Walk your dog every day and introduce them to other dogs. The exercise is beneficial for you both and will provide the opportunity to interest with humans and other dogs, If you have a negative encounter don’t yell or pull back on the leash. Try to use a training sound they know or a quick sideways tug with the leash, or a gentle  touch.

Go to the dog park and allow your dog to observe the happy play taking place. If a dog approaches your dog, You can give your dog a treat to reinforce positive behavior. If your dog behaves aggressively, back away and slowly try again when you dog has calmed down.

Visit a pet store where dogie visitors are welcome. This is an excellent opportunity for brief encounters with other dogs and people.

Safely expose your dog to different social activities. Try one new activity each week. Use a leash, and a muzzle if necessary.

Invite over one new person each week. Keep your dog leashed, but don’t force an interaction with the new person. Ask the person to keep an unexcited, even tone, and to offer your dog a treat; if you don’t yet trust your dog to take the treat gently, your guest can toss it on the floor.

IdealPetX.com is committed to the health and well being of your dog and provides a wide range of dog care supplies to help you make that happen.

March 30, 2016

Posted in cat care, communicating with pets

Better Understanding How Cats Communicate with Humans

Pet parent’s love to talk to their furry family members. We don’t just ask them to sit or stay. Often often we talk to them about anything and everything. Many of us believe that our pets understand us and in some case, our ets even seem to respond with barks or meows.

But do our pets really understand us and do they respond in the same regional accents that we have? If you live in Manhattan are your pets tawking back to you with a New York accent? When you hear someone talking to their dog in Spanish, ever wonder if the dog has a Spanish accent?

Well, you’re not the only one wondering about cats and communications with humans. A Swedish cat lover and phonetics researcher at Lund University, Suzanne Schotz, is doing a study to find out how cats communicate and if there are specific for breeds or if that communication is regional.

For her experiment, Schotz is recruiting cats and their humans from Lund, in far southern Sweden, and from Stockholm, 310 miles north because people from both regions have discernible dialects, Her goal is to discover if their cats do, too.

Schotz aims to discover whether the cats' meows mean different things, and if they respond differently based on how we talk to them. According to Schotz, cats meow because they use both visual and vocal signals to communicate with humans, but they need to vocalize to get our attention. With other cats, they tend to rely on visual and olfactory signals. When a cat says “meow,” it’s normally addressed to a human being, not another cat.

Schotz notes that cats and their human companions seem to develop a pidgin language in order to communicate better. She is using the research to determine whether the similarities are in the languages or whether they're specific to a cat/human pair.

Schotz has observed that people often use a similar speaking style when they talk to cats and small children. They use a higher-than-average pitch, they have a larger pitch range, and the melody of their speech tends to have specific patterns, often described as “sing-song.”
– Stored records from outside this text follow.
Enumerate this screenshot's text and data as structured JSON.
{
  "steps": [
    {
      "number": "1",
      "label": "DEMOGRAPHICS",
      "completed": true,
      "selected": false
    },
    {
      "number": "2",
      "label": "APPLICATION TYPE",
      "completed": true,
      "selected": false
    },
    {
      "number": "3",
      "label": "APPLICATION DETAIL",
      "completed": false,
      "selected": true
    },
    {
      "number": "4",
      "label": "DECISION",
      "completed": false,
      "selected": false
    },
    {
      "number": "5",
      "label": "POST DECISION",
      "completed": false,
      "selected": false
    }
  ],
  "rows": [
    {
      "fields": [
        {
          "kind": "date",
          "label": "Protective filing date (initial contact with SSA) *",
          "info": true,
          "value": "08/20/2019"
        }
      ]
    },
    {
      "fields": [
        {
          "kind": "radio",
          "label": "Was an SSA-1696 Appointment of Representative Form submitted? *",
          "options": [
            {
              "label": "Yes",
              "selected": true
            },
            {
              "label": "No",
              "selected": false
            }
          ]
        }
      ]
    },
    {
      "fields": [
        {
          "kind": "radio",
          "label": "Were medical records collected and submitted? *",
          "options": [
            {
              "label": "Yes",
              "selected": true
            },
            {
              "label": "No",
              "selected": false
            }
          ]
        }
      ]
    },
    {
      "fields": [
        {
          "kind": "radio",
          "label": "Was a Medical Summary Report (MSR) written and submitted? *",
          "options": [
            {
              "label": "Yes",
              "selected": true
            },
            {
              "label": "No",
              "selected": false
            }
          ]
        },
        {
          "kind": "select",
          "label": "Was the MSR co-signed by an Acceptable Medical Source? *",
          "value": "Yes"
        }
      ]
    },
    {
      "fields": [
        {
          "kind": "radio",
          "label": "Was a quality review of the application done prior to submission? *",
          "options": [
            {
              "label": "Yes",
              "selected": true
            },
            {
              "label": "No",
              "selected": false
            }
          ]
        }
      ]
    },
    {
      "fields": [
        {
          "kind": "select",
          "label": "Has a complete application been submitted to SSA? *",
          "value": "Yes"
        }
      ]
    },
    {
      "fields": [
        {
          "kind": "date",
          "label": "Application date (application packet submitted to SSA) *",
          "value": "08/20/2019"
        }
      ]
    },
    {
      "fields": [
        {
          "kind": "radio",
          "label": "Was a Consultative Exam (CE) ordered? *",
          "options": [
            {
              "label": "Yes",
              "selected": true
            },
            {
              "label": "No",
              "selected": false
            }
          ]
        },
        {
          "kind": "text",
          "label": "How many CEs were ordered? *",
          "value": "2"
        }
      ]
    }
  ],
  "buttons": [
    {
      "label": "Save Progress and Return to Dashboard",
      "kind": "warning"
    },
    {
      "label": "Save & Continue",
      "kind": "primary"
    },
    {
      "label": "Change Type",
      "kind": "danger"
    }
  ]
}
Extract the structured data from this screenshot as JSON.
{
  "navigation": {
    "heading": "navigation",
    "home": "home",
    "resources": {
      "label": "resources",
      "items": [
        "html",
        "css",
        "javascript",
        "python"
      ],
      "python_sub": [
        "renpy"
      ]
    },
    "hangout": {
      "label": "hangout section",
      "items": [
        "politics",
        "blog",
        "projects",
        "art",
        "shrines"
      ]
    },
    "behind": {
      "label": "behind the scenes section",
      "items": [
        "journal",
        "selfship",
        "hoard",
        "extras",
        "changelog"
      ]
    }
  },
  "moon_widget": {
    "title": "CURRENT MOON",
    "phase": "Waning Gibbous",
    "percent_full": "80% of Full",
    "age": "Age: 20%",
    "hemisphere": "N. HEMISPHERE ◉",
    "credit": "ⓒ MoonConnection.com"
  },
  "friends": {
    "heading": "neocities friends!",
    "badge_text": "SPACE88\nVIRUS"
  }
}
For Schotz’s research, she is conducting two studies - one analyzing the melody in the cat vocalizations, to see if there are patterns in different emotions or in different breeds; the other study will expose cats to different kinds of human speech to see how they respond.

As for the specifics on how the research will be conducted, Schotz and her team will record different speaking styles from a number of humans and then go to the cat’s home and place loudspeakers behind a screen where different melodies and human speaking voices and videotape will be played back to the cats to get their responses - ear movements, head movements, body posture, and more.

The research is also expected to look at whether or not certain breeds use certain melodies to communicate or if cats living in countries where human speech has certain melodic patterns will vocalize differently.

IdealPetX is committed to helping you better communicate and care for your cat with all the cat supplies you need.